■ TASK PROMPT
Scan the listing for "value" and copy out each line that has it.

/---

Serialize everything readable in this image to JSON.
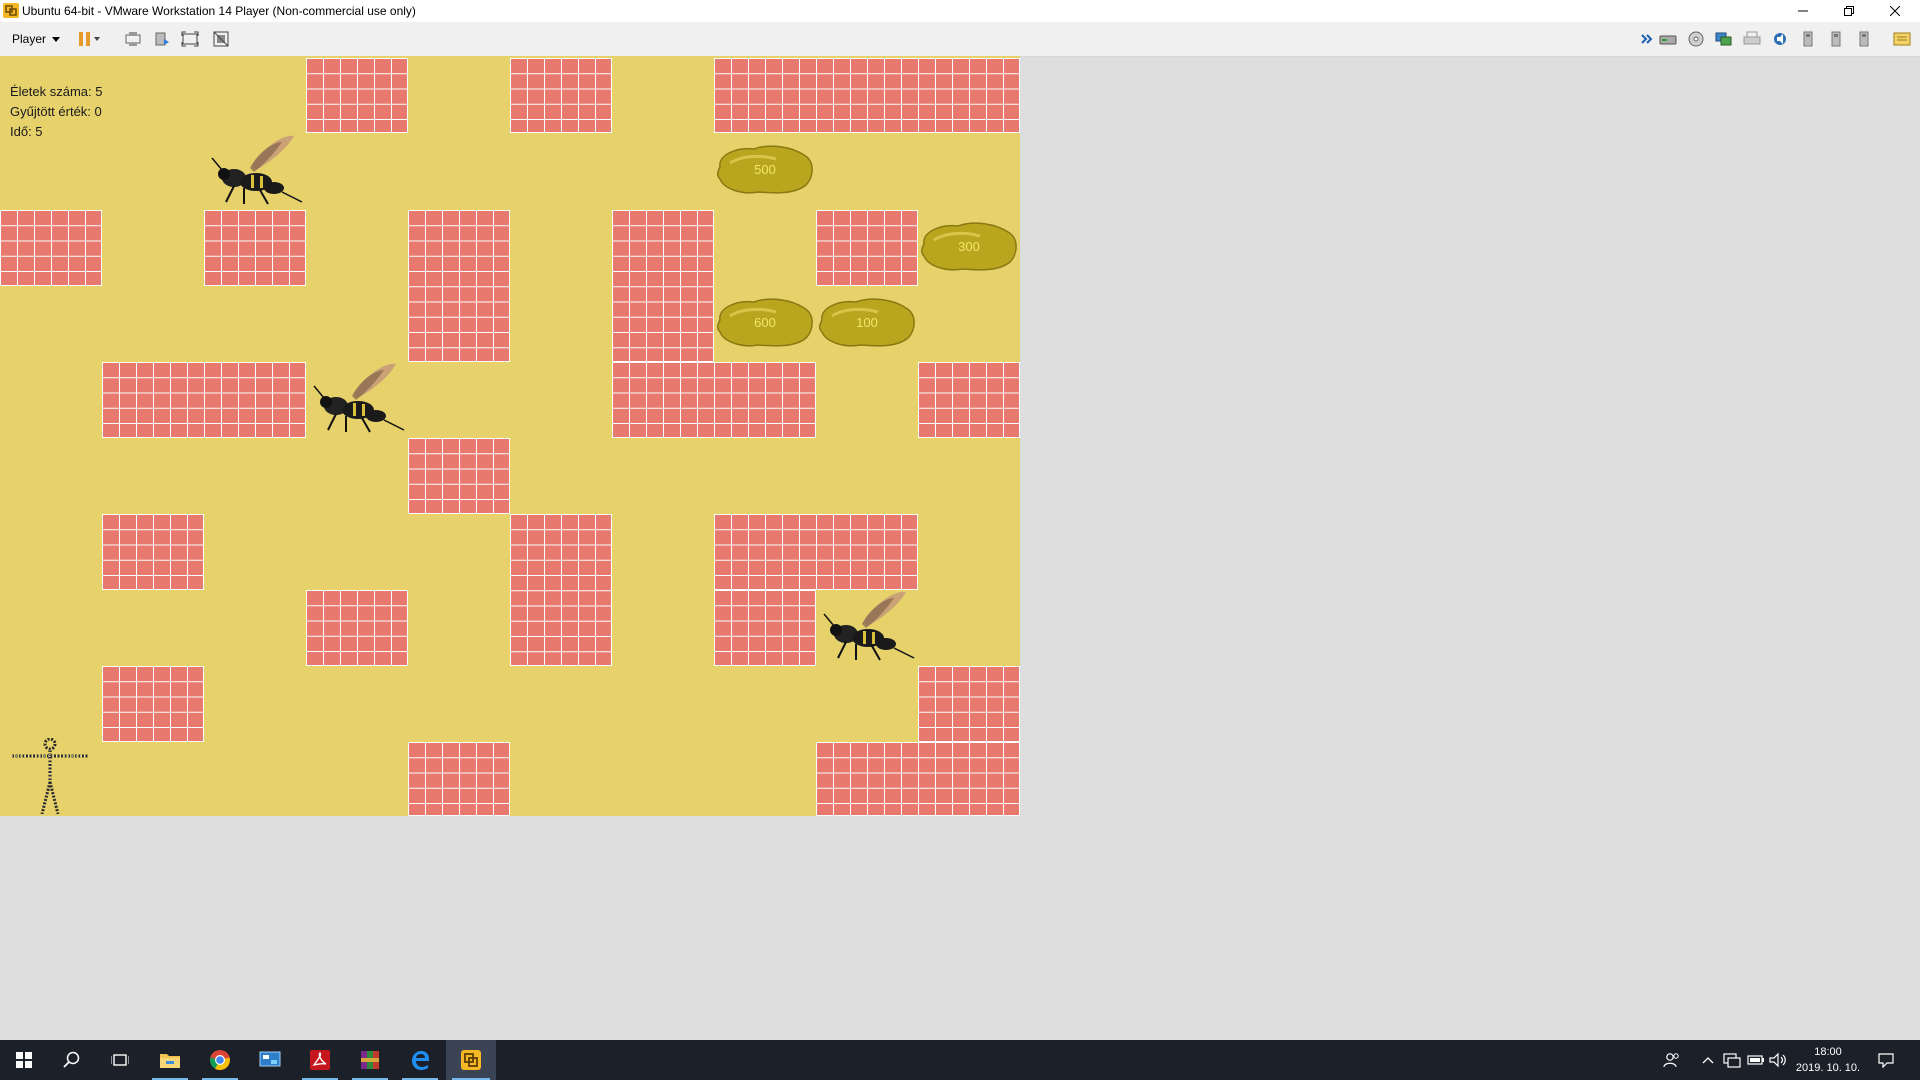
{
  "window": {
    "title": "Ubuntu 64-bit - VMware Workstation 14 Player (Non-commercial use only)",
    "controls": [
      "minimize",
      "restore",
      "close"
    ]
  },
  "toolbar": {
    "player_menu_label": "Player",
    "left_icons": [
      "pause-icon",
      "send-ctrl-alt-del-icon",
      "removable-devices-icon",
      "fullscreen-icon",
      "unity-icon"
    ],
    "right_icons": [
      "expand-icon",
      "hard-disk-icon",
      "cd-dvd-icon",
      "network-adapter-icon",
      "printer-icon",
      "sound-card-icon",
      "usb-device-icon",
      "usb-device-icon",
      "usb-device-icon",
      "message-log-icon"
    ]
  },
  "game": {
    "hud": {
      "lives": "Életek száma: 5",
      "collected": "Gyűjtött érték: 0",
      "time": "Idő: 5"
    },
    "treasures": [
      {
        "value": "500"
      },
      {
        "value": "300"
      },
      {
        "value": "600"
      },
      {
        "value": "100"
      }
    ]
  },
  "taskbar": {
    "apps": [
      "start-icon",
      "search-icon",
      "task-view-icon",
      "file-explorer-icon",
      "chrome-icon",
      "control-panel-icon",
      "acrobat-icon",
      "winrar-icon",
      "edge-icon",
      "vmware-icon"
    ],
    "active_app": "vmware-icon",
    "tray_icons": [
      "people-icon",
      "chevron-up-icon",
      "network-icon",
      "battery-icon",
      "volume-icon"
    ],
    "clock_time": "18:00",
    "clock_date": "2019. 10. 10."
  },
  "colors": {
    "game_background": "#e6d16b",
    "brick": "#e8796f",
    "outside_background": "#dedede",
    "taskbar": "#1b2029"
  }
}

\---

■ WRITTEN ANSWER
        "value": "500"
        "value": "300"
        "value": "600"
        "value": "100"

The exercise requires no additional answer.